* [Action item]:
Run through the records and, wherever a line holds the word "company", return that line.

* [Material provided]:
════════════════

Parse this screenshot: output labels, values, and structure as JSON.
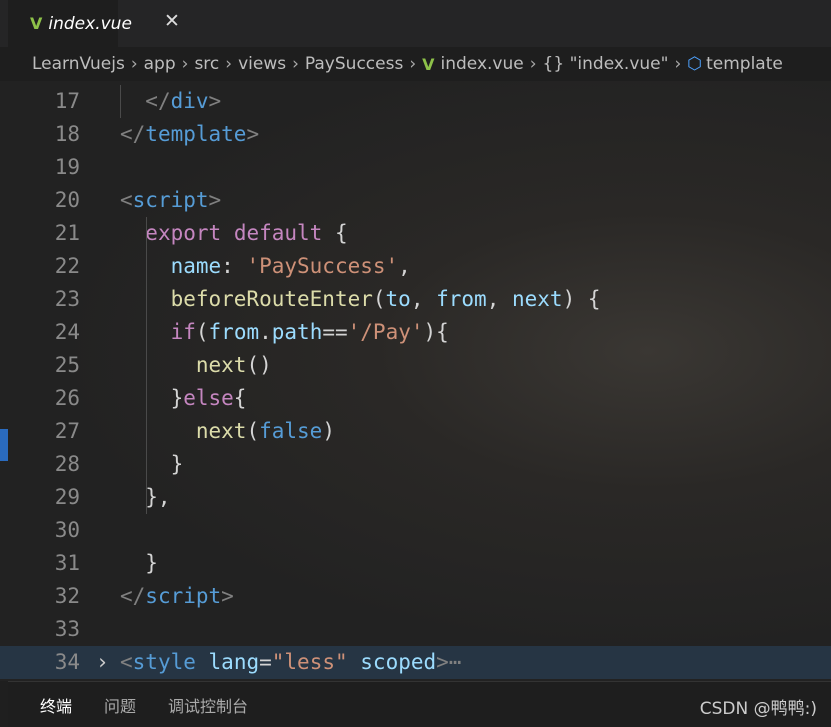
{
  "tab": {
    "icon": "vue-icon",
    "title": "index.vue",
    "close": "✕"
  },
  "breadcrumb": [
    "LearnVuejs",
    "app",
    "src",
    "views",
    "PaySuccess",
    "index.vue",
    "{} \"index.vue\"",
    "template"
  ],
  "editor": {
    "lines": [
      {
        "n": "17",
        "t": [
          [
            "  ",
            "plain"
          ],
          [
            "</",
            "punc"
          ],
          [
            "div",
            "tag"
          ],
          [
            ">",
            "punc"
          ]
        ]
      },
      {
        "n": "18",
        "t": [
          [
            "</",
            "punc"
          ],
          [
            "template",
            "tag"
          ],
          [
            ">",
            "punc"
          ]
        ]
      },
      {
        "n": "19",
        "t": []
      },
      {
        "n": "20",
        "t": [
          [
            "<",
            "punc"
          ],
          [
            "script",
            "tag"
          ],
          [
            ">",
            "punc"
          ]
        ]
      },
      {
        "n": "21",
        "t": [
          [
            "  ",
            "plain"
          ],
          [
            "export",
            "kw"
          ],
          [
            " ",
            "plain"
          ],
          [
            "default",
            "kw"
          ],
          [
            " {",
            "plain"
          ]
        ]
      },
      {
        "n": "22",
        "t": [
          [
            "    ",
            "plain"
          ],
          [
            "name",
            "prop"
          ],
          [
            ": ",
            "plain"
          ],
          [
            "'PaySuccess'",
            "str"
          ],
          [
            ",",
            "plain"
          ]
        ]
      },
      {
        "n": "23",
        "t": [
          [
            "    ",
            "plain"
          ],
          [
            "beforeRouteEnter",
            "fn"
          ],
          [
            "(",
            "plain"
          ],
          [
            "to",
            "prop"
          ],
          [
            ", ",
            "plain"
          ],
          [
            "from",
            "prop"
          ],
          [
            ", ",
            "plain"
          ],
          [
            "next",
            "prop"
          ],
          [
            ") {",
            "plain"
          ]
        ]
      },
      {
        "n": "24",
        "t": [
          [
            "    ",
            "plain"
          ],
          [
            "if",
            "kw"
          ],
          [
            "(",
            "plain"
          ],
          [
            "from",
            "prop"
          ],
          [
            ".",
            "plain"
          ],
          [
            "path",
            "prop"
          ],
          [
            "==",
            "plain"
          ],
          [
            "'/Pay'",
            "str"
          ],
          [
            "){",
            "plain"
          ]
        ]
      },
      {
        "n": "25",
        "t": [
          [
            "      ",
            "plain"
          ],
          [
            "next",
            "fn"
          ],
          [
            "()",
            "plain"
          ]
        ]
      },
      {
        "n": "26",
        "t": [
          [
            "    }",
            "plain"
          ],
          [
            "else",
            "kw"
          ],
          [
            "{",
            "plain"
          ]
        ]
      },
      {
        "n": "27",
        "t": [
          [
            "      ",
            "plain"
          ],
          [
            "next",
            "fn"
          ],
          [
            "(",
            "plain"
          ],
          [
            "false",
            "bool"
          ],
          [
            ")",
            "plain"
          ]
        ]
      },
      {
        "n": "28",
        "t": [
          [
            "    }",
            "plain"
          ]
        ]
      },
      {
        "n": "29",
        "t": [
          [
            "  },",
            "plain"
          ]
        ]
      },
      {
        "n": "30",
        "t": []
      },
      {
        "n": "31",
        "t": [
          [
            "  }",
            "plain"
          ]
        ]
      },
      {
        "n": "32",
        "t": [
          [
            "</",
            "punc"
          ],
          [
            "script",
            "tag"
          ],
          [
            ">",
            "punc"
          ]
        ]
      },
      {
        "n": "33",
        "t": []
      },
      {
        "n": "34",
        "fold": true,
        "t": [
          [
            "<",
            "punc"
          ],
          [
            "style",
            "tag"
          ],
          [
            " ",
            "plain"
          ],
          [
            "lang",
            "attr"
          ],
          [
            "=",
            "plain"
          ],
          [
            "\"less\"",
            "str"
          ],
          [
            " ",
            "plain"
          ],
          [
            "scoped",
            "attr"
          ],
          [
            ">",
            "punc"
          ],
          [
            "⋯",
            "punc"
          ]
        ]
      }
    ]
  },
  "panel": {
    "tabs": [
      "终端",
      "问题",
      "调试控制台"
    ],
    "watermark": "CSDN @鸭鸭:)"
  }
}
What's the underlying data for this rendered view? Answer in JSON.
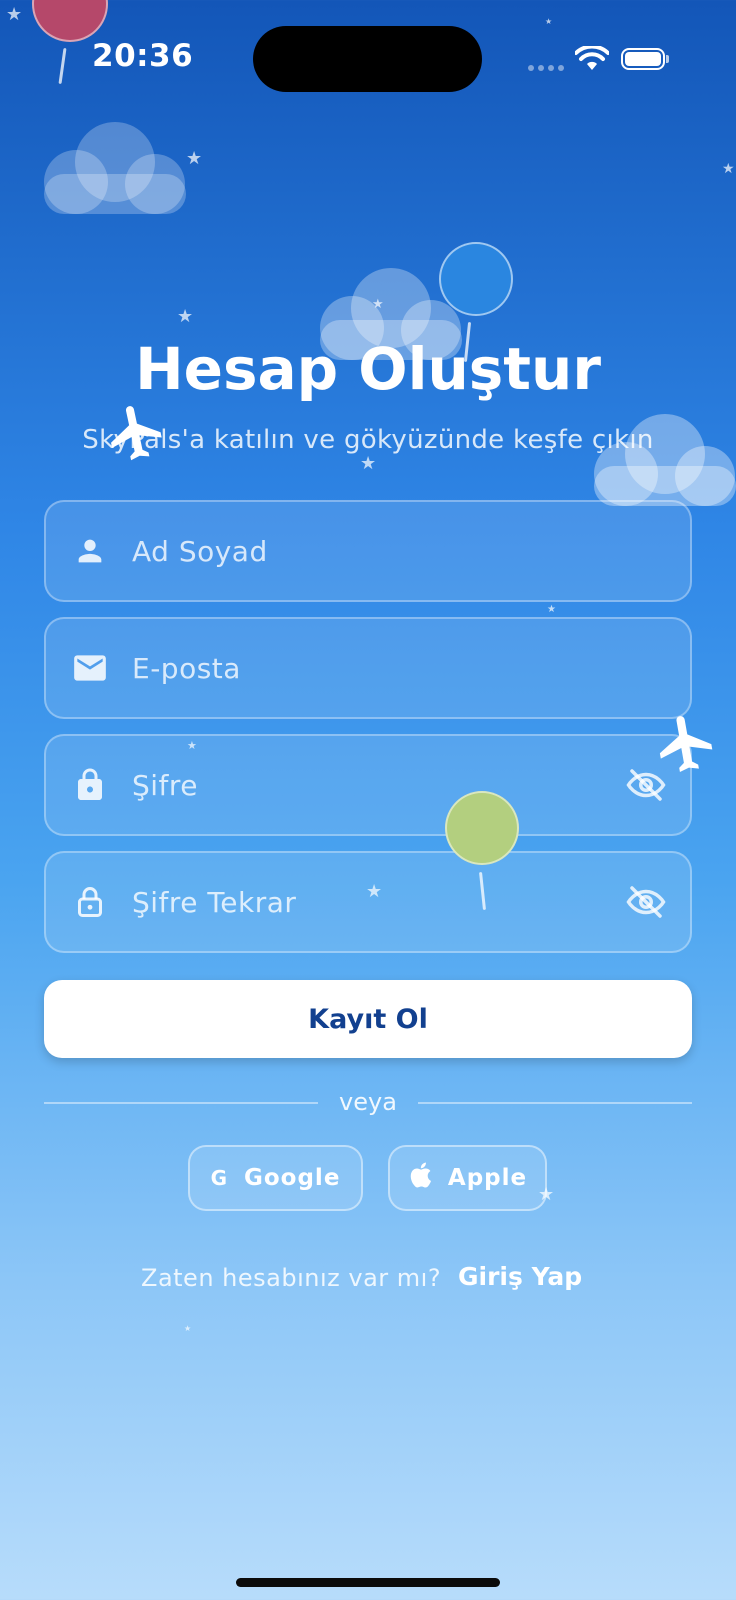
{
  "status_bar": {
    "time": "20:36"
  },
  "header": {
    "title": "Hesap Oluştur",
    "subtitle": "SkyPals'a katılın ve gökyüzünde keşfe çıkın"
  },
  "form": {
    "full_name": {
      "placeholder": "Ad Soyad",
      "icon": "person-icon"
    },
    "email": {
      "placeholder": "E-posta",
      "icon": "mail-icon"
    },
    "password": {
      "placeholder": "Şifre",
      "icon": "lock-icon",
      "toggle_icon": "eye-off-icon"
    },
    "password_confirm": {
      "placeholder": "Şifre Tekrar",
      "icon": "lock-outline-icon",
      "toggle_icon": "eye-off-icon"
    },
    "submit_label": "Kayıt Ol"
  },
  "divider_text": "veya",
  "social": {
    "google_label": "Google",
    "apple_label": "Apple"
  },
  "footer": {
    "question": "Zaten hesabınız var mı?",
    "login_link": "Giriş Yap"
  },
  "colors": {
    "gradient_top": "#1356b8",
    "gradient_bottom": "#b7dcfb",
    "primary_text": "#12408f"
  }
}
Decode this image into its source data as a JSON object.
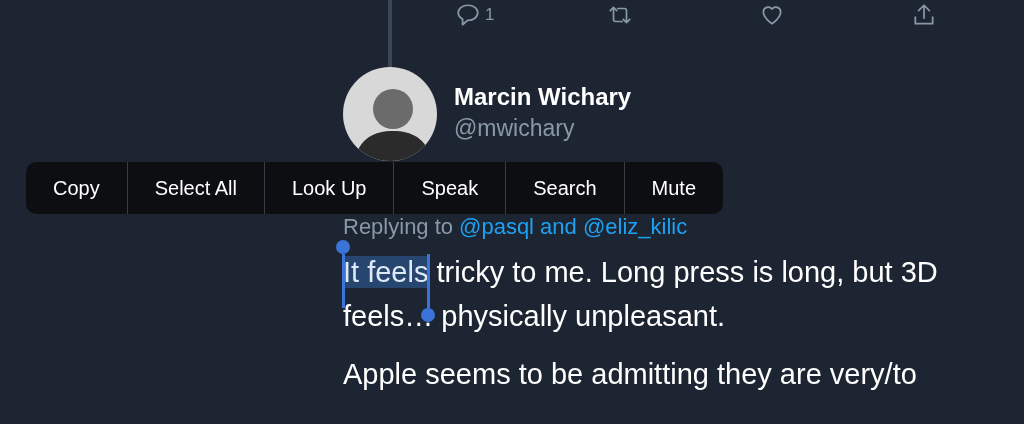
{
  "actions": [
    {
      "kind": "reply",
      "count": "1"
    },
    {
      "kind": "retweet"
    },
    {
      "kind": "like"
    },
    {
      "kind": "share"
    }
  ],
  "author": {
    "name": "Marcin Wichary",
    "handle": "@mwichary"
  },
  "context_menu": {
    "items": [
      "Copy",
      "Select All",
      "Look Up",
      "Speak",
      "Search",
      "Mute"
    ]
  },
  "replying": {
    "label": "Replying to",
    "targets": "@pasql and @eliz_kilic"
  },
  "paragraphs": [
    {
      "lines": [
        {
          "selected_text": "It feels",
          "text": " tricky to me. Long press is long, but 3D"
        },
        {
          "text": "feels… physically unpleasant."
        }
      ]
    },
    {
      "lines": [
        {
          "text": "Apple seems to be admitting they are very/to"
        }
      ]
    }
  ]
}
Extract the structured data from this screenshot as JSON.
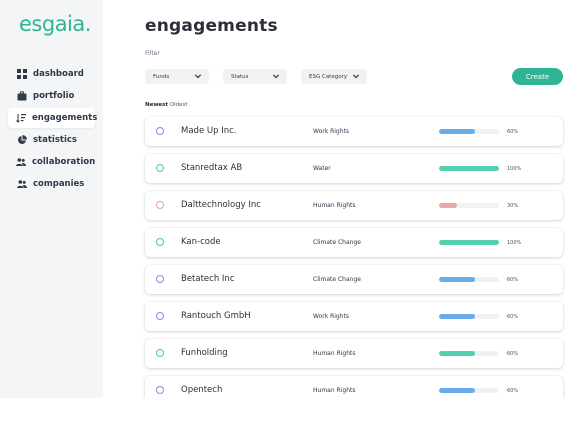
{
  "app": {
    "logo": "esgaia."
  },
  "sidebar": {
    "items": [
      {
        "label": "dashboard",
        "icon": "grid-icon",
        "active": false
      },
      {
        "label": "portfolio",
        "icon": "briefcase-icon",
        "active": false
      },
      {
        "label": "engagements",
        "icon": "sort-icon",
        "active": true
      },
      {
        "label": "statistics",
        "icon": "pie-chart-icon",
        "active": false
      },
      {
        "label": "collaboration",
        "icon": "users-icon",
        "active": false
      },
      {
        "label": "companies",
        "icon": "users-icon",
        "active": false
      }
    ]
  },
  "page": {
    "title": "engagements"
  },
  "filters": {
    "label": "Filter",
    "items": [
      {
        "label": "Funds"
      },
      {
        "label": "Status"
      },
      {
        "label": "ESG Category"
      }
    ]
  },
  "actions": {
    "create_label": "Create"
  },
  "sort": {
    "newest": "Newest",
    "oldest": "Oldest",
    "active": "newest"
  },
  "colors": {
    "brand": "#2fb593",
    "governance": "#7c95d6",
    "environment": "#45c9a8",
    "social": "#e9a4a8",
    "bar_blue": "#6aabea",
    "bar_green": "#52cfb0",
    "bar_red": "#e8a6a8"
  },
  "engagements": [
    {
      "company": "Made Up Inc.",
      "topic": "Work Rights",
      "progress": 60,
      "progress_label": "60%",
      "category": "blue"
    },
    {
      "company": "Stanredtax AB",
      "topic": "Water",
      "progress": 100,
      "progress_label": "100%",
      "category": "green"
    },
    {
      "company": "Dalttechnology Inc",
      "topic": "Human Rights",
      "progress": 30,
      "progress_label": "30%",
      "category": "red"
    },
    {
      "company": "Kan-code",
      "topic": "Climate Change",
      "progress": 100,
      "progress_label": "100%",
      "category": "green"
    },
    {
      "company": "Betatech Inc",
      "topic": "Climate Change",
      "progress": 60,
      "progress_label": "60%",
      "category": "blue"
    },
    {
      "company": "Rantouch GmbH",
      "topic": "Work Rights",
      "progress": 60,
      "progress_label": "60%",
      "category": "blue"
    },
    {
      "company": "Funholding",
      "topic": "Human Rights",
      "progress": 60,
      "progress_label": "60%",
      "category": "green"
    },
    {
      "company": "Opentech",
      "topic": "Human Rights",
      "progress": 60,
      "progress_label": "60%",
      "category": "blue"
    }
  ]
}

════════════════

* [Written reply]:
      "company": "Made Up Inc.",
      "company": "Stanredtax AB",
      "company": "Dalttechnology Inc",
      "company": "Kan-code",
      "company": "Betatech Inc",
      "company": "Rantouch GmbH",
      "company": "Funholding",
      "company": "Opentech",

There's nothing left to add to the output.